A 10-year-old schoolboy accidentally hanged himself with a SCARF in his bedroom as a result of “childhood curiosity”, an inquest heard.
Tragic Alfie Hyett, was found unconscious by his devastated mother Louise Hembrow, 43, on the evening of March 9 last year.
The youngster was rushed to Hereford County Hospital but could not be revived despite the efforts of paramedics and doctors.
At the time mum Louise believed her son had taken part in the notorious “choking game”, where the brain is starved of oxygen to create an adrenaline rush.
But an inquest heard that officers investigating the possible link with the craze discovered no evidence that Alfie had knowledge of it.
On Monday (8/1) a coroner ruled Alfie had took his own life but that he had not intended to do so.
The hearing at Hereford Town Hall was told the schoolboy may have accidentally hanged himself and could have watched himself die in the mirror.
Assistant Deputy Coroner for Herefordshire Mark Bricknell said: “I do not think he would have intended to take his own life or cause himself serious harm.
“I think that this was an act of childhood curiosity or experimentation or absentmindedness.”
He added that Alfie would not have understood the risks involved and he believed the outcome was a “complete accident”.
The inquest heard that Alfie was a “very happy” schoolboy with plenty to look forward to.

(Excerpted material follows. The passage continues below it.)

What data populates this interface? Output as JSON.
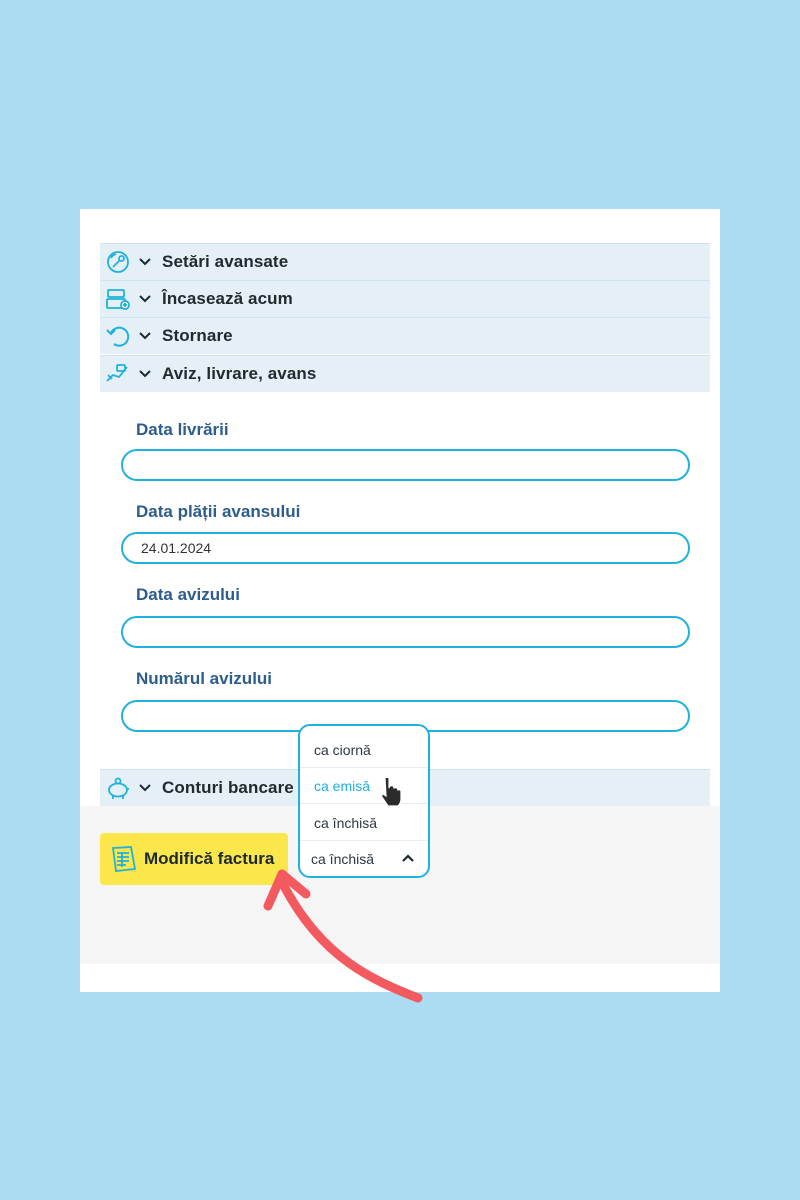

His parents had split up some years previously but Alfie did not seem to suffer adversely from this.
Giving evidence, Louise said that on the day of his death and in the days before, there was nothing unusual or strange about his behaviour.
He appeared “as jolly as ever” after school that day and had prepared a packed lunch for the following day and made his mum a cup of tea.
But when Alfie did not respond to her calls later that evening, she entered his room where she found his lifeless body.
She performed CPR and an ambulance was called which took him to hospital.
She said: “He was a very happy boy.
“I really have no idea what happened and no explanation for it at all.”
Dr Keith McCarthy, a pathologist at Hereford County Hospital, conducted a post-mortem examination on March 15.
He concluded that Alfie died of vagal inhibition, secondary to self-inflicted hanging.
Vagal inhibition causes sudden death within seconds or a minute or two due to minor trauma or relatively harmless stimulation of the vagus nerve.
Katie Steiner, Alfie’s teacher at St Thomas Cantilupe School, described him as a “happy” boy who was often “funny” and “silly”.
She said that he was very well-loved by other children and was full of life, adding that he was not bullied and there had been nothing unusual about his behaviour that day.
Detective Sergeant Mark Jinks, of West Mercia Police, said he found no link to the “choking craze” Alfie’s mum had feared.
He added: “We investigated a possible link with the game and discovered no evidence that Alfie had knowledge of it or had been looking at it.
“The strongest scenario is that it was a deliberate act of self-suspension but without the intent to die.
“He strikes me as a curious boy.
“In his room a full-length mirror had been moved slightly so it’s possible he had been looking at himself in the mirror while doing it.”
Det Sgt Jinks said he could not conclude the parent’s separation was enough reason for Alfie to harm himself.
He added that it did not “sit comfortably” with him that a 10-year-old would intend to take their own life.
Verdict: Accidental death.